(This is a description of when the day of Pentecost would occur.  The day after, the seventh sabbath.  It was to occur fifty days after the sabbath.  And since the sabbath is always on Saturday, the last day of the week, Pentecost is therefore always on Sunday, the first day of the week.)

Acts 2, verse 1  says;  “And when the day of Pentecost was fully come, they were all with one accord, (with one purpose) in one place. (the apostles were together in one place) And suddenly, there came a sound from heaven as of a rushing mighty wind, and it filled all the house where they were sitting.  And there appeared unto them cloven tongues like as of fire, and it sat upon each of them.”  (the tongues of fire sat upon the apostles)

And of course we know how it was Peter, who went on the preach to the people on that day of Pentecost, the first day of the week, and how he unlocked the gates to the kingdom of God, with these words, from  Acts 2, verses 38 & 39;  “Then Peter said unto them;  Repent, and be baptized, every one of you, in the name of Jesus Christ, for the remission of sins, and ye shall receive the gift of the Holy Ghost.  For THE PROMSIE, is unto you, and to your children, and to all that are afar off, even as many as the Lord our God shall call.”  

And then we’re told, in  verse 41;  “Then they that gladly received his word, were baptized;  And the same day, there were added unto them, about three thousand souls.”   And what were they added to?  They were added to the kingdom of God, which had now become the kingdom of Christ, which is His called out assembly, which is what we call, “the church”.

And the early church met, on the first day of the week, for the Lord’s supper, as we’re told in  Acts 20, verse 7.  

Is it little wonder, that within a generation after the death of the apostles, Christians were referring to the first day of the week, as “the Lord’s day”?  Especially when some would accuse them of being “Sun worshippers”, to which both Tertullian and Justin referred.  Christian would naturally seek some other word, other than “Sunday” to designate their day of worship.  And so, they spoke of it as “the Lord’s day”.  

From the scriptures, and even from other evidence, it is not certain, that John meant the first day of the week, when he referred to “the Lord’s day”.  It is certain however, that disciples in the following generation after John, did indeed use the term “the Lord’s day”, when referring to the first day of the week.

 

In Spirit Every Day

 

And that’s Clem Thurman’s answer, and I think it’s a good one.  And personally, I think that John did mean the first day of the week, when he said that he was “in spirit, on the Lord’s day”, but that’s only my opinion.   John was in exile, on the island of Patmos, in the Aegean sea.  And I would imagine that John was “in spirit” every day of the week, praying to his father, and simply meditating on things spiritual.  And I hope that we will be inclined to do that very same thing.  But I think that if Christ was going to appear to John in a vision, to complete the full revelation of His will, I think that He’d do it on the first day of the week.  But then that’s just my opinion.

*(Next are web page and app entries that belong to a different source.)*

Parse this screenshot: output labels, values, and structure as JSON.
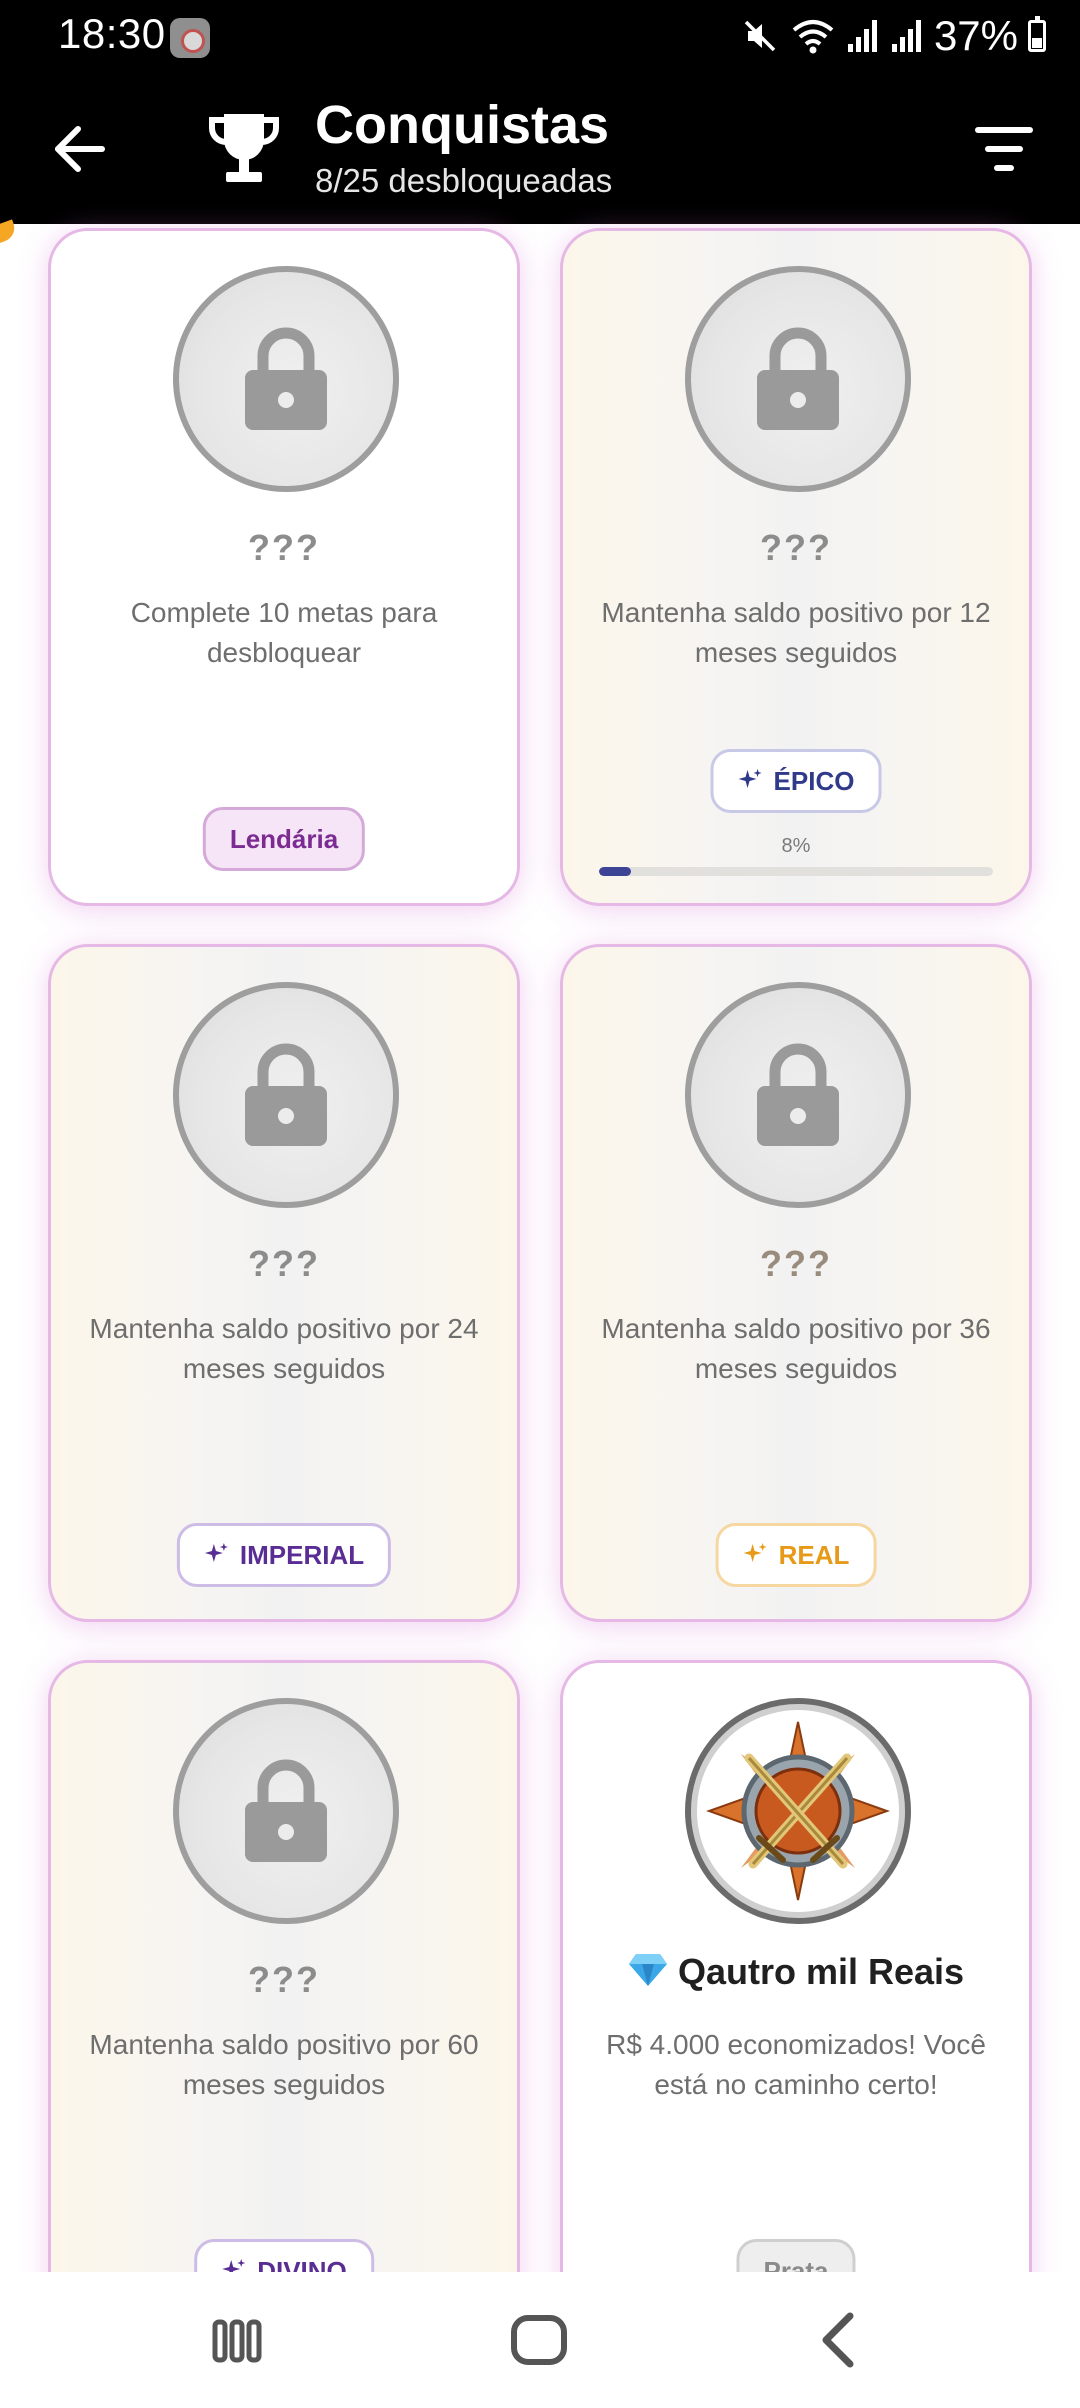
{
  "status_bar": {
    "time": "18:30",
    "battery_text": "37%",
    "battery_level": 0.37
  },
  "app_bar": {
    "title": "Conquistas",
    "subtitle": "8/25 desbloqueadas",
    "icons": [
      "back-arrow-icon",
      "trophy-icon",
      "filter-icon"
    ]
  },
  "cards": [
    {
      "title": "???",
      "description": "Complete 10 metas para desbloquear",
      "rarity": "Lendária",
      "locked": true
    },
    {
      "title": "???",
      "description": "Mantenha saldo positivo por 12 meses seguidos",
      "rarity": "ÉPICO",
      "locked": true,
      "progress_text": "8%",
      "progress": 0.08
    },
    {
      "title": "???",
      "description": "Mantenha saldo positivo por 24 meses seguidos",
      "rarity": "IMPERIAL",
      "locked": true
    },
    {
      "title": "???",
      "description": "Mantenha saldo positivo por 36 meses seguidos",
      "rarity": "REAL",
      "locked": true
    },
    {
      "title": "???",
      "description": "Mantenha saldo positivo por 60 meses seguidos",
      "rarity": "DIVINO",
      "locked": true
    },
    {
      "title": "Qautro mil Reais",
      "description": "R$ 4.000 economizados! Você está no caminho certo!",
      "rarity": "Prata",
      "locked": false,
      "icon": "crossed-swords-medal-icon"
    }
  ],
  "colors": {
    "appbar": "#000000",
    "card_border": "#e5b8e5",
    "epico": "#2f3a8a",
    "imperial": "#5a2d94",
    "real": "#e69a17",
    "lendaria": "#7b2b91"
  },
  "nav_bar": {
    "icons": [
      "recent-apps-icon",
      "home-icon",
      "system-back-icon"
    ]
  }
}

Let’s not JUST be “in spirit”, when we come together for worship.  Let’s make sure that we’re “in spirit” each and every day, for at least some part of the day.  We know that we should be praying every day, and several times per day actually.   So then let’s be “in spirit” several times a day.

Jesus tells us,  in  Mathew 6; verse 33;  “But seek ye first the kingdom of God, and his righteousness; and all these things shall be added unto you.”  If we do that, then we will certainly be spending plenty of time, “in spirit”.   And we’ll be pleasing our God and Father in heaven.  

 

 

 

Share

Leave a Reply

Your email address will not be published.